In this review, we report current data on spoken and written language disorders in the most frequent dementia syndromes, namely Alzheimer' disease, vascular cognitive impairment and dementia with Lewy bodies. Language deficits are also the core features of three variants of primary progressive aphasia, namely the nonfluent/agrammatic, semantic and logopenic variants. This review reveals that, like other cognitive functions, language is highly vulnerable to neurodegenerative diseases. For some, language deficits result from impairment in linguistic processes per se, while for others, they are the direct consequence of impairments affecting working memory and executive functions. Language deficits in Alzheimer's disease and in nonfluent/agrammatic and semantic variants of primary progressive aphasia are well documented. By contrast, those about vascular cognitive impairment and dementia with Lewy bodies remain scarce and limited to large cognitive domains. The identification of logopenic variant of primary progressive aphasia is very recent, and more research is needed to complete the clinical description and identification of the functional origin of the disorders. Finally, knowledge on the impairment of written language in neurodegenerative diseases is less well documented than those on spoken language deficits. Other studies are therefore needed to improve the description of linguistic profiles and to provide additional elements to help in the differential diagnosis.
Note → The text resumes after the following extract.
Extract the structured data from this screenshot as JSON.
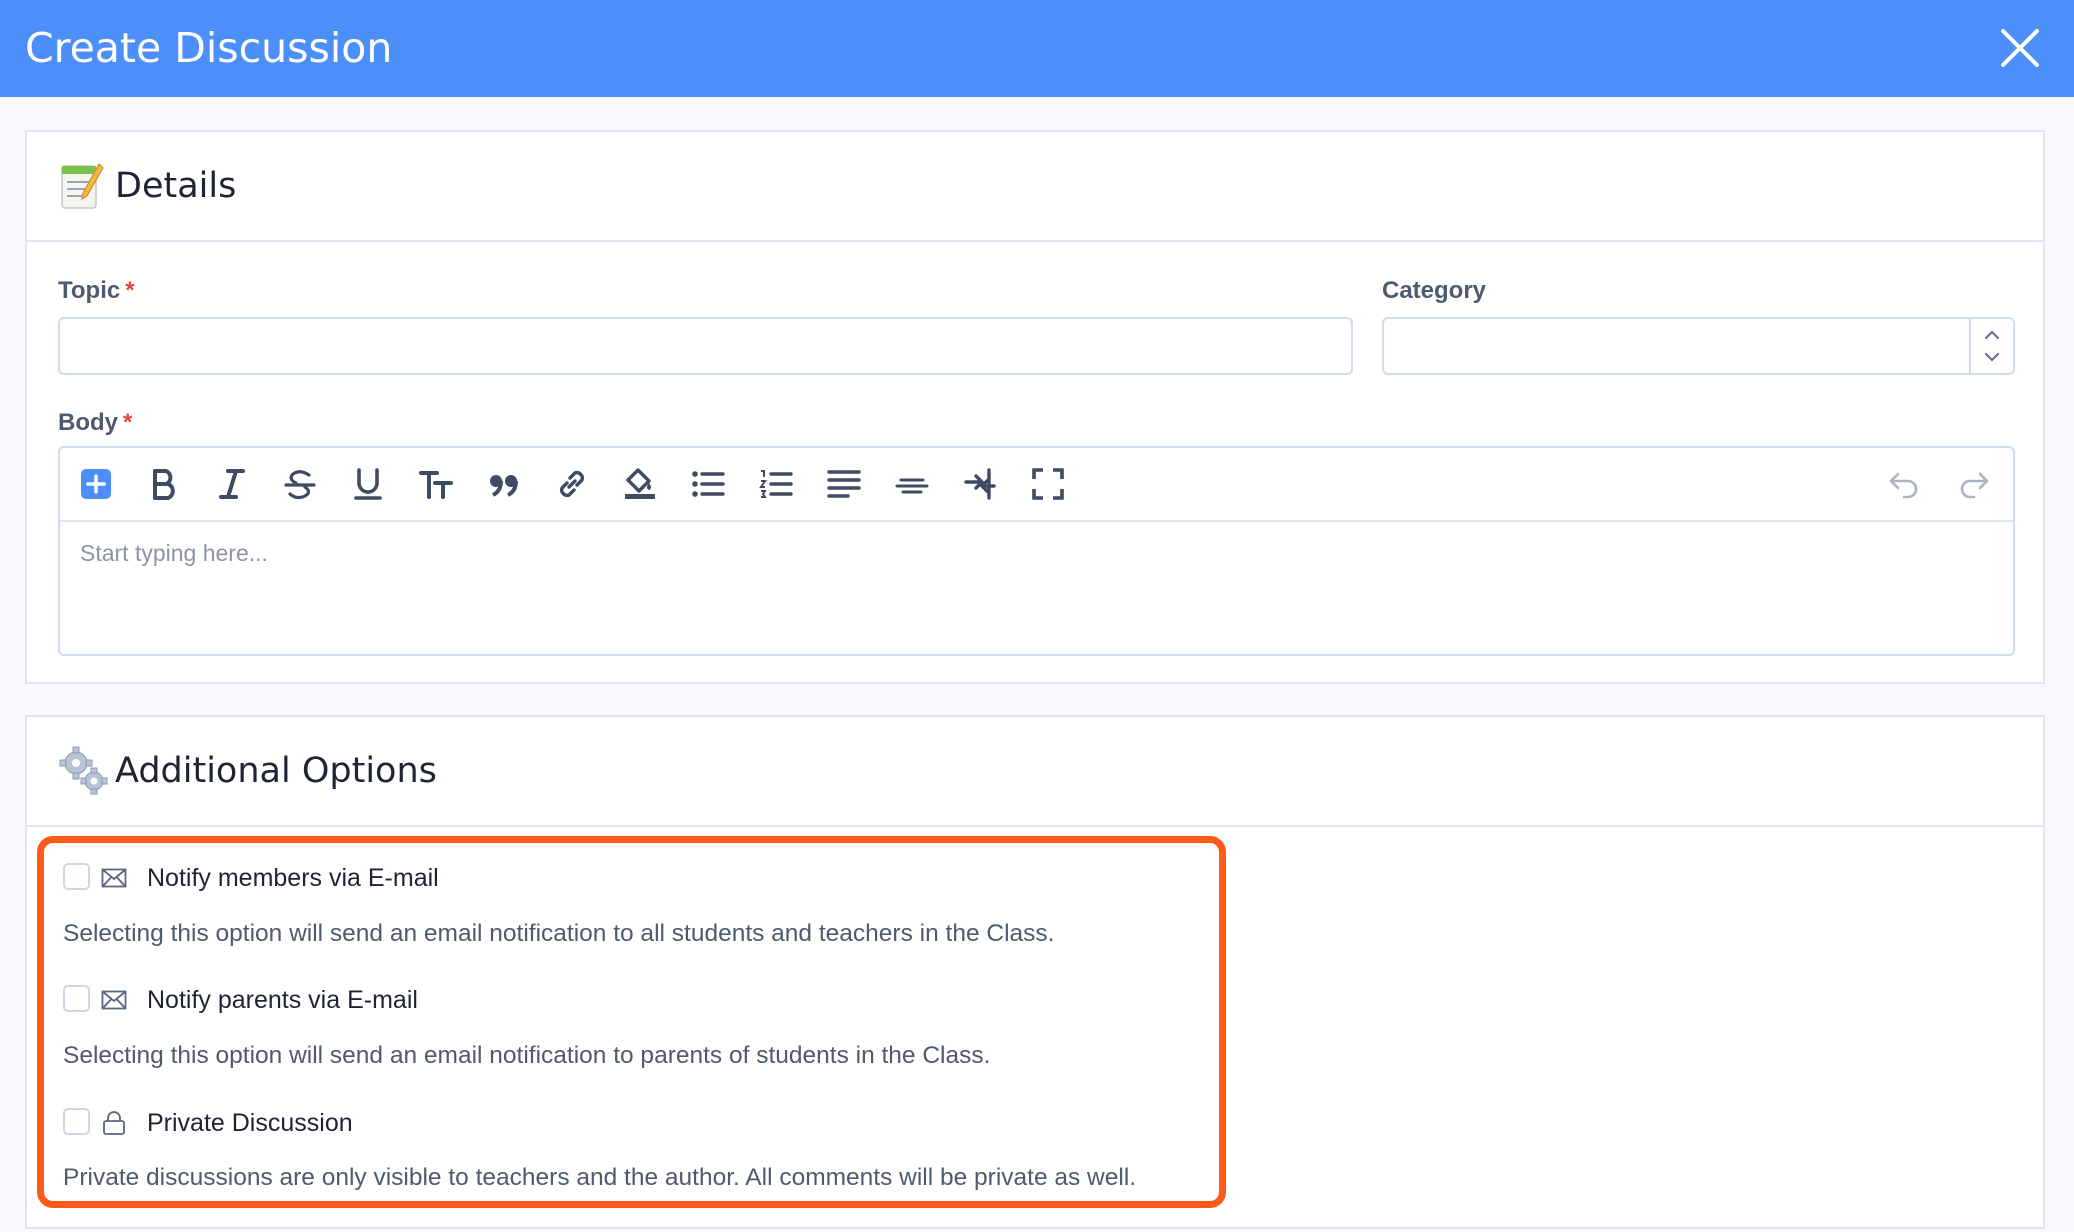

Keywords: Alzheimer's disease; dementia; dementia with Lewy bodies; language impairment; logopenic variant of primary progressive aphasia; nonfluent/agrammatic variant of primary progressive aphasia; primary progressive aphasia; semantic variant of primary progressive aphasia; vascular cognitive impairment.